(AVAILABLE RECORDS):
+ + + + +

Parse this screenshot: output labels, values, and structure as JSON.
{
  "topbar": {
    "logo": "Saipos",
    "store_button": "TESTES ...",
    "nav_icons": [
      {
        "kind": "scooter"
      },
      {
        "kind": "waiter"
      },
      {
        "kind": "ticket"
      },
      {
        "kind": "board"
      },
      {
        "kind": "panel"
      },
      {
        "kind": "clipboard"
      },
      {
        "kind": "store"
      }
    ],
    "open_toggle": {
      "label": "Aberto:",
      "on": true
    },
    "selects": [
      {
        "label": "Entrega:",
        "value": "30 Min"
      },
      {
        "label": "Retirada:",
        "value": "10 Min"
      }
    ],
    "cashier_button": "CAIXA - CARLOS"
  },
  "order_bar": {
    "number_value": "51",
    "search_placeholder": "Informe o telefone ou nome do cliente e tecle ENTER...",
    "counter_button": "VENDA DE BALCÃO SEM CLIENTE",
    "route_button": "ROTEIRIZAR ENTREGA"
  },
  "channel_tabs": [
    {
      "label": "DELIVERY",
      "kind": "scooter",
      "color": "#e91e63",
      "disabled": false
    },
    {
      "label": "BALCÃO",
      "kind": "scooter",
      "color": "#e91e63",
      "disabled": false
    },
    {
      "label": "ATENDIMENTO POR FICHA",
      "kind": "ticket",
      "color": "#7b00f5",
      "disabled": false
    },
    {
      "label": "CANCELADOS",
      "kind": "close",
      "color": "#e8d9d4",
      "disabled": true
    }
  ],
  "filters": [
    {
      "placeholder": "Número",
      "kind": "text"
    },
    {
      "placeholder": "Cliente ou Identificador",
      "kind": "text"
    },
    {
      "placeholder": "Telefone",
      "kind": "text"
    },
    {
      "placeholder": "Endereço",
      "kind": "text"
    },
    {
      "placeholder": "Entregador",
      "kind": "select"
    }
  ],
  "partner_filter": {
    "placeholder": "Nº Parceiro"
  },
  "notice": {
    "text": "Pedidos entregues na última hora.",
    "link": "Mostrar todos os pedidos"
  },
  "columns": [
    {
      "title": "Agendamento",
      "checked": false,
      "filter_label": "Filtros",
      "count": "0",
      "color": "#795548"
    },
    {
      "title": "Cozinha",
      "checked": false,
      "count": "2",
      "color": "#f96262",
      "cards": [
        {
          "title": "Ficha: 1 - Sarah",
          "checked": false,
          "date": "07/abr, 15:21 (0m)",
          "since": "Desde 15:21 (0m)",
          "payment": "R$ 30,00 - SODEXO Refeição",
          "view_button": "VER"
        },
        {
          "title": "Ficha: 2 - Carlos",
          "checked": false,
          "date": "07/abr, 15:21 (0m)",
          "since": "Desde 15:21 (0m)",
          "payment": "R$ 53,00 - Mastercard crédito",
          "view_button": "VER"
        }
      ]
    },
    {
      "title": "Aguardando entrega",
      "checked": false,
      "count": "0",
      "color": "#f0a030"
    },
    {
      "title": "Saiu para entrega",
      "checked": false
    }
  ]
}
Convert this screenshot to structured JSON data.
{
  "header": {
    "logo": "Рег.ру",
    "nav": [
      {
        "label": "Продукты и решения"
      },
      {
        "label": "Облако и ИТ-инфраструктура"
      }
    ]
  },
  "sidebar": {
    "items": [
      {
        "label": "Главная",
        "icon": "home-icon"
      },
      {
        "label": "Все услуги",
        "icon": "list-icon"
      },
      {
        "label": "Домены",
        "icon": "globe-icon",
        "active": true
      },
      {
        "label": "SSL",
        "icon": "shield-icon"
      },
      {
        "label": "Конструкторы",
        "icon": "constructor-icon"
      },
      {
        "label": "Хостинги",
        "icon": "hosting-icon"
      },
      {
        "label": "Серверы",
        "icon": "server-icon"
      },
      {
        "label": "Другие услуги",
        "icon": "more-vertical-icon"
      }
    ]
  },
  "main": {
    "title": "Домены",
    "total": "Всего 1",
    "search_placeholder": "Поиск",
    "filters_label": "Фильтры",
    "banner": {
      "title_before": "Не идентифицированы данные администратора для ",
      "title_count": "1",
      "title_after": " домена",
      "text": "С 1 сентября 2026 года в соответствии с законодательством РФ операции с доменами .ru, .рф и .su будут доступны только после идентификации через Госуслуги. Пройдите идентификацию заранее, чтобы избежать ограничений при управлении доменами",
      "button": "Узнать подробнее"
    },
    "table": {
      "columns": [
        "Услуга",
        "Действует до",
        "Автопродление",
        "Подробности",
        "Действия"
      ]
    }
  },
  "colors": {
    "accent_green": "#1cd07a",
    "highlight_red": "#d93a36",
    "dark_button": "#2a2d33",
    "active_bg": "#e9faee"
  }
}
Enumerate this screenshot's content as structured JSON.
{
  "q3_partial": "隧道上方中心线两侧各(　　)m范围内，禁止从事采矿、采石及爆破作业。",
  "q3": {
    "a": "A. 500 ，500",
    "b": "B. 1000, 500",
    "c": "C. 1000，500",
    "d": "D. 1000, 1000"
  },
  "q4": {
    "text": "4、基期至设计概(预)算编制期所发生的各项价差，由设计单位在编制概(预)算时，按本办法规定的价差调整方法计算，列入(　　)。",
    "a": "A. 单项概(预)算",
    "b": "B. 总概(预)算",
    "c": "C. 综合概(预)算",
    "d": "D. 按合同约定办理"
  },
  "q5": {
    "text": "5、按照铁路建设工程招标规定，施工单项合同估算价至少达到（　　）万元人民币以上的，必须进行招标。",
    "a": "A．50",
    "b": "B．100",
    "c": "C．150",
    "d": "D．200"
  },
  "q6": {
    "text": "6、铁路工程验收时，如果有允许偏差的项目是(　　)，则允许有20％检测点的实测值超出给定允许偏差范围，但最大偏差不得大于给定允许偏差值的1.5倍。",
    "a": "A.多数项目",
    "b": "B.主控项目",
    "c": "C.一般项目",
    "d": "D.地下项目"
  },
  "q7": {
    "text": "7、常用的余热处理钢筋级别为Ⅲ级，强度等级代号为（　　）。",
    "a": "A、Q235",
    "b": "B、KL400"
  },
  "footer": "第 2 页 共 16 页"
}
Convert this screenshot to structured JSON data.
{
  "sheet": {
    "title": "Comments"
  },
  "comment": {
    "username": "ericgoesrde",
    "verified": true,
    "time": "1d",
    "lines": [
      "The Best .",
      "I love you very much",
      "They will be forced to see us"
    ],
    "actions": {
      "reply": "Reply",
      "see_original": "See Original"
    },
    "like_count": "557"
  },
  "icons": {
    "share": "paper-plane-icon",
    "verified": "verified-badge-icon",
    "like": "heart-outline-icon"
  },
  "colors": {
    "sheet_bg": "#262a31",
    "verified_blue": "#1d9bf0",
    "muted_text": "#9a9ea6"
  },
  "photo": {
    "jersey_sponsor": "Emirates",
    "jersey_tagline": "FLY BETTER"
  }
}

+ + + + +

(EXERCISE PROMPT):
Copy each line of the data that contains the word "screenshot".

(EXERCISE RESPONSE):
Parse this screenshot: output labels, values, and structure as JSON.
Convert this screenshot to structured JSON data.
Enumerate this screenshot's content as structured JSON.
Convert this screenshot to structured JSON data.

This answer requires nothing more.